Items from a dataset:
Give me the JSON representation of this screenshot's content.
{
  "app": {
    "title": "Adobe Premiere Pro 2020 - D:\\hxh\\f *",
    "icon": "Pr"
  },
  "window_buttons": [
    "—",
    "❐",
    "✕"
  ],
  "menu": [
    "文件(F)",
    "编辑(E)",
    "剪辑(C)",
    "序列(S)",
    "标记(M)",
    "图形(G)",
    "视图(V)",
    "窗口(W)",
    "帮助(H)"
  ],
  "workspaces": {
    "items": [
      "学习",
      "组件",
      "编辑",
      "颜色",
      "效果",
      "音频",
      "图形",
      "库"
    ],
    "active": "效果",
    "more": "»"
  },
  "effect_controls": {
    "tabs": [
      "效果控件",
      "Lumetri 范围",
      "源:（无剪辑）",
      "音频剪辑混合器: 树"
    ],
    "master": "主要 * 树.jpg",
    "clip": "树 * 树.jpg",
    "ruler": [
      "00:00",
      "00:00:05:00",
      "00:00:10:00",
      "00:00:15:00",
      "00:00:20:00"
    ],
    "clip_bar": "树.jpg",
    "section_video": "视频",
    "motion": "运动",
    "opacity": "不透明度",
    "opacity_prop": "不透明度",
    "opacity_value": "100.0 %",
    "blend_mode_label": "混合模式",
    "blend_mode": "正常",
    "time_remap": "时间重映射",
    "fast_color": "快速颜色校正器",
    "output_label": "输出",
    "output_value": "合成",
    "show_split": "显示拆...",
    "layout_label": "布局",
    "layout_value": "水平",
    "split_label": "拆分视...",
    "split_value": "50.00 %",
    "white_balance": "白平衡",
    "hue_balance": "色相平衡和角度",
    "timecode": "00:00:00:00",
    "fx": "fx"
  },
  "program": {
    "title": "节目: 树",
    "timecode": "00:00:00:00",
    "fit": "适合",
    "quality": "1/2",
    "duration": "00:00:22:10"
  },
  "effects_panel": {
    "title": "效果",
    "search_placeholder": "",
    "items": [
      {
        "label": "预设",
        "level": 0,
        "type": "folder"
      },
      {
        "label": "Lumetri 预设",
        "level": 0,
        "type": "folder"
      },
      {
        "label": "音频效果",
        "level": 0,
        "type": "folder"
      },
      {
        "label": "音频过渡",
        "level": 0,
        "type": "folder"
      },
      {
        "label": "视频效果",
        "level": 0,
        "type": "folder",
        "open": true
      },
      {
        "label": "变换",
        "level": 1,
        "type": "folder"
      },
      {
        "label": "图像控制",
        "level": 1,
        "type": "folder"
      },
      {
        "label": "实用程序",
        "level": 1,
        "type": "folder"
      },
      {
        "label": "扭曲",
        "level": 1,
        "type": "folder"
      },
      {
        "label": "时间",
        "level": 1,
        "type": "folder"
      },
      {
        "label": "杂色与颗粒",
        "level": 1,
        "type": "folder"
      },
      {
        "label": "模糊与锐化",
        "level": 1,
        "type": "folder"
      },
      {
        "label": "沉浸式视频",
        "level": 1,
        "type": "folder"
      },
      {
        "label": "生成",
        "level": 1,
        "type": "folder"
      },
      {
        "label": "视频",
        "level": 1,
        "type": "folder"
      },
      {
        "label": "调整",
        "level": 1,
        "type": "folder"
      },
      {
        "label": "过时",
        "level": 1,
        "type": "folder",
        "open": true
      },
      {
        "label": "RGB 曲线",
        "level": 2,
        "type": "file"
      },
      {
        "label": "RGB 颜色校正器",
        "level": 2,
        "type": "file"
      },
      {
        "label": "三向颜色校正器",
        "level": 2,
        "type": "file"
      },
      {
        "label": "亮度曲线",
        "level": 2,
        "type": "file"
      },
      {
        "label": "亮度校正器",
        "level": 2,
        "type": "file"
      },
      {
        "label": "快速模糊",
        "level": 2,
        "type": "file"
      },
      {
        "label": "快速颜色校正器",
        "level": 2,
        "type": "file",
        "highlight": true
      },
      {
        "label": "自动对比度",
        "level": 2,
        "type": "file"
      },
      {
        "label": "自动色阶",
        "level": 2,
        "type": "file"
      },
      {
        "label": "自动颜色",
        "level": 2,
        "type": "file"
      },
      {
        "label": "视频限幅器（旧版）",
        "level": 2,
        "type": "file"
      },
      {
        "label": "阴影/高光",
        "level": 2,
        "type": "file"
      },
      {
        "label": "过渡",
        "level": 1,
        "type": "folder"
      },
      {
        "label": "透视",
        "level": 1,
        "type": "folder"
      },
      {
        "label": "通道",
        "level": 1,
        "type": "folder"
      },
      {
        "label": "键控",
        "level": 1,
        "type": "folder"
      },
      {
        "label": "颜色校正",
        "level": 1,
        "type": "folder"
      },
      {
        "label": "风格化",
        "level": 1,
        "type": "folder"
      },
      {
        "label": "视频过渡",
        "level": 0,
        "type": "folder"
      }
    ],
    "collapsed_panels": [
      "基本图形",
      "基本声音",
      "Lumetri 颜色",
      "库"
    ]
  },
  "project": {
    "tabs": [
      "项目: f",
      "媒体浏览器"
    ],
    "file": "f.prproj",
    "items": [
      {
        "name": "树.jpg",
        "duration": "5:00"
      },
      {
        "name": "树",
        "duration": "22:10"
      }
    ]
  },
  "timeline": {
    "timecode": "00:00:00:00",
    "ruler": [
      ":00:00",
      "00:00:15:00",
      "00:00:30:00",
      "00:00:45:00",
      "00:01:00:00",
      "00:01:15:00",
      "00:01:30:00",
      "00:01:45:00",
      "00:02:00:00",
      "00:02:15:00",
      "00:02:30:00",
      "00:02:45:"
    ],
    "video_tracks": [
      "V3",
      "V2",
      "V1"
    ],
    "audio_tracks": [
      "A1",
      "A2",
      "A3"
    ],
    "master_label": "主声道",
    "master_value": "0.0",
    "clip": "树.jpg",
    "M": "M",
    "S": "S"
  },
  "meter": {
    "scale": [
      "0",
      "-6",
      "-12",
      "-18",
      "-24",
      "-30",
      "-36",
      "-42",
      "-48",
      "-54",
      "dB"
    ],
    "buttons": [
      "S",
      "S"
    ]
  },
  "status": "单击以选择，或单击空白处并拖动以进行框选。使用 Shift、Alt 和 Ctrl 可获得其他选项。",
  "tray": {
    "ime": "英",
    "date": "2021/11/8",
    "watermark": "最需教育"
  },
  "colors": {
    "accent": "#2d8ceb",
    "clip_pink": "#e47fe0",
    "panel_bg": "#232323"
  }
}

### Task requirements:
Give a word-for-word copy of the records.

### Answer to the exercise:
Give me the JSON representation of this screenshot's content.
{
  "app": {
    "title": "Adobe Premiere Pro 2020 - D:\\hxh\\f *",
    "icon": "Pr"
  },
  "window_buttons": [
    "—",
    "❐",
    "✕"
  ],
  "menu": [
    "文件(F)",
    "编辑(E)",
    "剪辑(C)",
    "序列(S)",
    "标记(M)",
    "图形(G)",
    "视图(V)",
    "窗口(W)",
    "帮助(H)"
  ],
  "workspaces": {
    "items": [
      "学习",
      "组件",
      "编辑",
      "颜色",
      "效果",
      "音频",
      "图形",
      "库"
    ],
    "active": "效果",
    "more": "»"
  },
  "effect_controls": {
    "tabs": [
      "效果控件",
      "Lumetri 范围",
      "源:（无剪辑）",
      "音频剪辑混合器: 树"
    ],
    "master": "主要 * 树.jpg",
    "clip": "树 * 树.jpg",
    "ruler": [
      "00:00",
      "00:00:05:00",
      "00:00:10:00",
      "00:00:15:00",
      "00:00:20:00"
    ],
    "clip_bar": "树.jpg",
    "section_video": "视频",
    "motion": "运动",
    "opacity": "不透明度",
    "opacity_prop": "不透明度",
    "opacity_value": "100.0 %",
    "blend_mode_label": "混合模式",
    "blend_mode": "正常",
    "time_remap": "时间重映射",
    "fast_color": "快速颜色校正器",
    "output_label": "输出",
    "output_value": "合成",
    "show_split": "显示拆...",
    "layout_label": "布局",
    "layout_value": "水平",
    "split_label": "拆分视...",
    "split_value": "50.00 %",
    "white_balance": "白平衡",
    "hue_balance": "色相平衡和角度",
    "timecode": "00:00:00:00",
    "fx": "fx"
  },
  "program": {
    "title": "节目: 树",
    "timecode": "00:00:00:00",
    "fit": "适合",
    "quality": "1/2",
    "duration": "00:00:22:10"
  },
  "effects_panel": {
    "title": "效果",
    "search_placeholder": "",
    "items": [
      {
        "label": "预设",
        "level": 0,
        "type": "folder"
      },
      {
        "label": "Lumetri 预设",
        "level": 0,
        "type": "folder"
      },
      {
        "label": "音频效果",
        "level": 0,
        "type": "folder"
      },
      {
        "label": "音频过渡",
        "level": 0,
        "type": "folder"
      },
      {
        "label": "视频效果",
        "level": 0,
        "type": "folder",
        "open": true
      },
      {
        "label": "变换",
        "level": 1,
        "type": "folder"
      },
      {
        "label": "图像控制",
        "level": 1,
        "type": "folder"
      },
      {
        "label": "实用程序",
        "level": 1,
        "type": "folder"
      },
      {
        "label": "扭曲",
        "level": 1,
        "type": "folder"
      },
      {
        "label": "时间",
        "level": 1,
        "type": "folder"
      },
      {
        "label": "杂色与颗粒",
        "level": 1,
        "type": "folder"
      },
      {
        "label": "模糊与锐化",
        "level": 1,
        "type": "folder"
      },
      {
        "label": "沉浸式视频",
        "level": 1,
        "type": "folder"
      },
      {
        "label": "生成",
        "level": 1,
        "type": "folder"
      },
      {
        "label": "视频",
        "level": 1,
        "type": "folder"
      },
      {
        "label": "调整",
        "level": 1,
        "type": "folder"
      },
      {
        "label": "过时",
        "level": 1,
        "type": "folder",
        "open": true
      },
      {
        "label": "RGB 曲线",
        "level": 2,
        "type": "file"
      },
      {
        "label": "RGB 颜色校正器",
        "level": 2,
        "type": "file"
      },
      {
        "label": "三向颜色校正器",
        "level": 2,
        "type": "file"
      },
      {
        "label": "亮度曲线",
        "level": 2,
        "type": "file"
      },
      {
        "label": "亮度校正器",
        "level": 2,
        "type": "file"
      },
      {
        "label": "快速模糊",
        "level": 2,
        "type": "file"
      },
      {
        "label": "快速颜色校正器",
        "level": 2,
        "type": "file",
        "highlight": true
      },
      {
        "label": "自动对比度",
        "level": 2,
        "type": "file"
      },
      {
        "label": "自动色阶",
        "level": 2,
        "type": "file"
      },
      {
        "label": "自动颜色",
        "level": 2,
        "type": "file"
      },
      {
        "label": "视频限幅器（旧版）",
        "level": 2,
        "type": "file"
      },
      {
        "label": "阴影/高光",
        "level": 2,
        "type": "file"
      },
      {
        "label": "过渡",
        "level": 1,
        "type": "folder"
      },
      {
        "label": "透视",
        "level": 1,
        "type": "folder"
      },
      {
        "label": "通道",
        "level": 1,
        "type": "folder"
      },
      {
        "label": "键控",
        "level": 1,
        "type": "folder"
      },
      {
        "label": "颜色校正",
        "level": 1,
        "type": "folder"
      },
      {
        "label": "风格化",
        "level": 1,
        "type": "folder"
      },
      {
        "label": "视频过渡",
        "level": 0,
        "type": "folder"
      }
    ],
    "collapsed_panels": [
      "基本图形",
      "基本声音",
      "Lumetri 颜色",
      "库"
    ]
  },
  "project": {
    "tabs": [
      "项目: f",
      "媒体浏览器"
    ],
    "file": "f.prproj",
    "items": [
      {
        "name": "树.jpg",
        "duration": "5:00"
      },
      {
        "name": "树",
        "duration": "22:10"
      }
    ]
  },
  "timeline": {
    "timecode": "00:00:00:00",
    "ruler": [
      ":00:00",
      "00:00:15:00",
      "00:00:30:00",
      "00:00:45:00",
      "00:01:00:00",
      "00:01:15:00",
      "00:01:30:00",
      "00:01:45:00",
      "00:02:00:00",
      "00:02:15:00",
      "00:02:30:00",
      "00:02:45:"
    ],
    "video_tracks": [
      "V3",
      "V2",
      "V1"
    ],
    "audio_tracks": [
      "A1",
      "A2",
      "A3"
    ],
    "master_label": "主声道",
    "master_value": "0.0",
    "clip": "树.jpg",
    "M": "M",
    "S": "S"
  },
  "meter": {
    "scale": [
      "0",
      "-6",
      "-12",
      "-18",
      "-24",
      "-30",
      "-36",
      "-42",
      "-48",
      "-54",
      "dB"
    ],
    "buttons": [
      "S",
      "S"
    ]
  },
  "status": "单击以选择，或单击空白处并拖动以进行框选。使用 Shift、Alt 和 Ctrl 可获得其他选项。",
  "tray": {
    "ime": "英",
    "date": "2021/11/8",
    "watermark": "最需教育"
  },
  "colors": {
    "accent": "#2d8ceb",
    "clip_pink": "#e47fe0",
    "panel_bg": "#232323"
  }
}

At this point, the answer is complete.